──────── Record set

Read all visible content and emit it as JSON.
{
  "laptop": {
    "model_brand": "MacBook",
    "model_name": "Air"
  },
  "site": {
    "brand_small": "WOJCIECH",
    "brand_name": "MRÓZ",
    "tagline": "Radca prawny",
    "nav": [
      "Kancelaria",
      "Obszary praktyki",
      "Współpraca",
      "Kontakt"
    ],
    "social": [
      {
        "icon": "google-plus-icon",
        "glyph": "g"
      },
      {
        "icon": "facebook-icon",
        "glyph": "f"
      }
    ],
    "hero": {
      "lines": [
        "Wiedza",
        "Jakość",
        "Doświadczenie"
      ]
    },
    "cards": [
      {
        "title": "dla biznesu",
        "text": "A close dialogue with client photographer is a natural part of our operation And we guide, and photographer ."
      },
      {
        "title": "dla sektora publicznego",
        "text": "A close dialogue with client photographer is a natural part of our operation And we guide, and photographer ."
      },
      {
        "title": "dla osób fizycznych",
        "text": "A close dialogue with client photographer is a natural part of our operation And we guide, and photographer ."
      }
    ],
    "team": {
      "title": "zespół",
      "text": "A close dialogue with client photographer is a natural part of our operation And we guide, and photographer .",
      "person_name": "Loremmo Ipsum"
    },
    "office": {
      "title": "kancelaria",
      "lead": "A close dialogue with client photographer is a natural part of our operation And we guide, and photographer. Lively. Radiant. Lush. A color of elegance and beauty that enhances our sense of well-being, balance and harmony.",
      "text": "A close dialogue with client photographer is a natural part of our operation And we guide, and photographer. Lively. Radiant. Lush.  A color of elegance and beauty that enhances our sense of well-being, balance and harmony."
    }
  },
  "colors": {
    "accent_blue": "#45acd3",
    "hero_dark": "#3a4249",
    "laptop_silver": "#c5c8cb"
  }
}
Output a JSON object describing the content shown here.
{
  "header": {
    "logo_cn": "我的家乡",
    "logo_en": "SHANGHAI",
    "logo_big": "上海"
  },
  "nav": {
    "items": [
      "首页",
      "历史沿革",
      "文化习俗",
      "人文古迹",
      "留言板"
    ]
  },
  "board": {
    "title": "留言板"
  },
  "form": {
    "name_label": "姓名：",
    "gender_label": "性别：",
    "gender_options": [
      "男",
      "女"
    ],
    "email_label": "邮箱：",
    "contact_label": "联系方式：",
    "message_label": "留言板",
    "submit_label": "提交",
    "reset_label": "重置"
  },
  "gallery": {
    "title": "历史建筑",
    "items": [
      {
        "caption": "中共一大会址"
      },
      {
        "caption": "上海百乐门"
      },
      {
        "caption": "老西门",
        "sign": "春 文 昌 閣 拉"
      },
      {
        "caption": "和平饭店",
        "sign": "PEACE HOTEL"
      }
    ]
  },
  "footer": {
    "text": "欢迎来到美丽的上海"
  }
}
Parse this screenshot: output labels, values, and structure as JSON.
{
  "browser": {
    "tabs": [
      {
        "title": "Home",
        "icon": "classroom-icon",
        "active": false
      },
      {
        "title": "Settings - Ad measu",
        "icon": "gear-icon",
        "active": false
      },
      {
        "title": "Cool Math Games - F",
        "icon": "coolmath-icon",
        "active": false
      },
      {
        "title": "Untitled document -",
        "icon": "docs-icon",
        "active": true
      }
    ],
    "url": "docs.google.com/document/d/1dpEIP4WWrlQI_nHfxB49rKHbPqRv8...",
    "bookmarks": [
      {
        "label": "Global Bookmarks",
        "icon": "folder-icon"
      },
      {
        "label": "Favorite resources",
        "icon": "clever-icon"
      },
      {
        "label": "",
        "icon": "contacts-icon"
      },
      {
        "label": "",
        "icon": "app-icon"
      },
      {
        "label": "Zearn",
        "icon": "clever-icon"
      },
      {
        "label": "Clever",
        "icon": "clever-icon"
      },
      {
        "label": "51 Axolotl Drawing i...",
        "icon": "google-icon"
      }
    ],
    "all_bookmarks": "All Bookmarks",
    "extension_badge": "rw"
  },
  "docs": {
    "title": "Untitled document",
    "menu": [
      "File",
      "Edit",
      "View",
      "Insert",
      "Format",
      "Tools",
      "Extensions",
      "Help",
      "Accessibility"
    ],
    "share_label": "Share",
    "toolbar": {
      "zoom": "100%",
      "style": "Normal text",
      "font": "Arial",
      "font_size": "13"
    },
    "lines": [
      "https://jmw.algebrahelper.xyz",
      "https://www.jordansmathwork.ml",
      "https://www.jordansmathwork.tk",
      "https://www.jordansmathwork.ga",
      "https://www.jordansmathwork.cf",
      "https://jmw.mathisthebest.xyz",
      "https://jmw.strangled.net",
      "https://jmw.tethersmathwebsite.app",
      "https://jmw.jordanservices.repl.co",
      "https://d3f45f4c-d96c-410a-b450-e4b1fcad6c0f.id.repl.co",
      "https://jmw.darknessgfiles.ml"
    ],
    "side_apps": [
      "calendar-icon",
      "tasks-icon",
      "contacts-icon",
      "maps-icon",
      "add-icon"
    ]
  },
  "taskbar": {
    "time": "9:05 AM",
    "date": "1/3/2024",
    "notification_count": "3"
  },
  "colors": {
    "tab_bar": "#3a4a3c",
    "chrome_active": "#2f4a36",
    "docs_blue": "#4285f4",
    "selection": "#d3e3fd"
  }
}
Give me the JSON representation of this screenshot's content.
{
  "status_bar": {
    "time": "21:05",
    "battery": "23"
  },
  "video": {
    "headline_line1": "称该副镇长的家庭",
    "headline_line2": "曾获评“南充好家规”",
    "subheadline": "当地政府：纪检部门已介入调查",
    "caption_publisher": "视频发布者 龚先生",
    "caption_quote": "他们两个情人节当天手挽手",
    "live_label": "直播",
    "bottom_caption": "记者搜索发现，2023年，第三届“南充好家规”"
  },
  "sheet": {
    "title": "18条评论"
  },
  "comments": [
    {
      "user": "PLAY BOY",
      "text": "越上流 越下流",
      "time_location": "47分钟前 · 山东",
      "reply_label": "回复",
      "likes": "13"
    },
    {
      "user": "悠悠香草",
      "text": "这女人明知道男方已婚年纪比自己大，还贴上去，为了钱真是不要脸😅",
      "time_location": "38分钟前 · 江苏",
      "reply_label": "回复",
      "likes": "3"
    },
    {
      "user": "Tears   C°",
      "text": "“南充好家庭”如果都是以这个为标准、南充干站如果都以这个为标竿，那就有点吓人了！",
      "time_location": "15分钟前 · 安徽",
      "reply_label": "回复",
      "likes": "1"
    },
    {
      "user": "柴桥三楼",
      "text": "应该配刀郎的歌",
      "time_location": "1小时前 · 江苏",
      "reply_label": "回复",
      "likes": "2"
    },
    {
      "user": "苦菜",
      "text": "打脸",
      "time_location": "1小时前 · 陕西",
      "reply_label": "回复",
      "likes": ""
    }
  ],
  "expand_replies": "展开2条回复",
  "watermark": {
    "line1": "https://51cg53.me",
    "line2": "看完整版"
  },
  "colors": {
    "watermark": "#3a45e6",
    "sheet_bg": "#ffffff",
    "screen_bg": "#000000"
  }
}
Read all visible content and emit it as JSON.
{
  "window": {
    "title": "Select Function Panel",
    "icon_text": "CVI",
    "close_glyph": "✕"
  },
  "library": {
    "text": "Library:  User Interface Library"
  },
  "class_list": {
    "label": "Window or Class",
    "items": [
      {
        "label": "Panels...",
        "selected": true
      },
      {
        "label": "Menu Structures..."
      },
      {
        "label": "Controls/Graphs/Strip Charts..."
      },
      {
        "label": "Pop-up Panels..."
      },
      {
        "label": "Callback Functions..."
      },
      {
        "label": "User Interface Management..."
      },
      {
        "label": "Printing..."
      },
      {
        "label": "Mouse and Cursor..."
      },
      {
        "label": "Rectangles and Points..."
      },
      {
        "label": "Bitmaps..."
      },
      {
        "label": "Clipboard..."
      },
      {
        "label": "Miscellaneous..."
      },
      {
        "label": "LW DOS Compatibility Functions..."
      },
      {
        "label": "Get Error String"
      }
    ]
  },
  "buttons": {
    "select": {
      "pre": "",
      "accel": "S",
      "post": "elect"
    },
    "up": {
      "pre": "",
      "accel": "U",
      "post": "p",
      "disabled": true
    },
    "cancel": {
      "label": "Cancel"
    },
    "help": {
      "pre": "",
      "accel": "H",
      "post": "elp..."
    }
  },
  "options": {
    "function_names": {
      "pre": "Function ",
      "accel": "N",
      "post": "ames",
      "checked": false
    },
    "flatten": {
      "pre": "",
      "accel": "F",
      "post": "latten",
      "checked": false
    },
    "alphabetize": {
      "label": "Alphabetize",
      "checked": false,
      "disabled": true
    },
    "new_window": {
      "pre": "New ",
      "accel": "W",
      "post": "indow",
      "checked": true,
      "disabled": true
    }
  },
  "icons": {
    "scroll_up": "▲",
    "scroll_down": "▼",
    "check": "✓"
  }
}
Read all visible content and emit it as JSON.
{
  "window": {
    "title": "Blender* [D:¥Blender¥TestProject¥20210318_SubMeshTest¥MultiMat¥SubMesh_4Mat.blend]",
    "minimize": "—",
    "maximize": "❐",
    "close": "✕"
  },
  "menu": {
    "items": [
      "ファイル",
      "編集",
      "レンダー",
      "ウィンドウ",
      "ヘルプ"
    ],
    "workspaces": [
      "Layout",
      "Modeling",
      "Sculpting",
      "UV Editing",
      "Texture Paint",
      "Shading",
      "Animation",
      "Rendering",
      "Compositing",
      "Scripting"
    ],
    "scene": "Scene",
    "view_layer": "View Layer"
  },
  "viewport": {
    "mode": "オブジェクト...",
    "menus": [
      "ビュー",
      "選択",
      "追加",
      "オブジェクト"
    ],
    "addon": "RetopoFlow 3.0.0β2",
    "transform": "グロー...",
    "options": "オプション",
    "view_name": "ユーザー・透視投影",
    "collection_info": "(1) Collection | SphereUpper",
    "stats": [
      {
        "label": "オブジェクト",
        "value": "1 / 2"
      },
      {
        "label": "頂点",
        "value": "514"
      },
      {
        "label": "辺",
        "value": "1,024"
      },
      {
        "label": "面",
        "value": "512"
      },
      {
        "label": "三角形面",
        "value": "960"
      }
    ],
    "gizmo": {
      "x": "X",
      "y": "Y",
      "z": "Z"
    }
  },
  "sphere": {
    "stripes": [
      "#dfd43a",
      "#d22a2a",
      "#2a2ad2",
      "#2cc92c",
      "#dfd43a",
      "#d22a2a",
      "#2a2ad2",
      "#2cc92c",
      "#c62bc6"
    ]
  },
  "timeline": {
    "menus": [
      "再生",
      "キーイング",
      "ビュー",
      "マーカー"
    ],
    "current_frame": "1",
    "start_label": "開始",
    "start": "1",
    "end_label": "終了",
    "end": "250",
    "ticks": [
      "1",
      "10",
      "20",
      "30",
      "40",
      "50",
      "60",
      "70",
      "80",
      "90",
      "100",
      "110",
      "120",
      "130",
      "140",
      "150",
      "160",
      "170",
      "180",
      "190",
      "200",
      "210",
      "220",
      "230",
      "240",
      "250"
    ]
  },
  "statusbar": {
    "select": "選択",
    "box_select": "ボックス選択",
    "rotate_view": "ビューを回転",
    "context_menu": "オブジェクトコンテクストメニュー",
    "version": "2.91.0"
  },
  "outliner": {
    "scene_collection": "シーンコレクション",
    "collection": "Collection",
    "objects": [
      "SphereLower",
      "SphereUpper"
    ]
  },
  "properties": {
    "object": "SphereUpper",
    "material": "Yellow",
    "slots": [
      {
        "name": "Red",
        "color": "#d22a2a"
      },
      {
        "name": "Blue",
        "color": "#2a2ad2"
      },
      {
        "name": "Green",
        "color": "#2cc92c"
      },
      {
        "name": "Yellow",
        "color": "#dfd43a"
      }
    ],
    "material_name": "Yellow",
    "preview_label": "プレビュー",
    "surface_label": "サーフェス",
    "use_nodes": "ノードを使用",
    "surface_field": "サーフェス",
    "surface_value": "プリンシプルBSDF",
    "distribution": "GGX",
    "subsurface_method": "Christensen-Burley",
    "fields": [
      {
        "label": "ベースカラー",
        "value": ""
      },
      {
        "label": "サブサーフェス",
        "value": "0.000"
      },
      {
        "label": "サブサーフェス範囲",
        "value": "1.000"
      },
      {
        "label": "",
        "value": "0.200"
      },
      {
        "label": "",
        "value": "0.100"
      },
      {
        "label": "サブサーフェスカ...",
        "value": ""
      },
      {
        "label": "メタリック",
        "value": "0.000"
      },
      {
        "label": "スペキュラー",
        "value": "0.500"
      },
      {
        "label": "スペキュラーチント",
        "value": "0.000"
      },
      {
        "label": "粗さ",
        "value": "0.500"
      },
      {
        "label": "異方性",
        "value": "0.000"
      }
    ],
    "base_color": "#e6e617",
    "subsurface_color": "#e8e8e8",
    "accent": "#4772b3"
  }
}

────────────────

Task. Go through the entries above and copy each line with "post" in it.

Answer space.
      "post": "elect"
      "post": "p",
      "post": "elp..."
      "post": "ames",
      "post": "latten",
      "post": "indow",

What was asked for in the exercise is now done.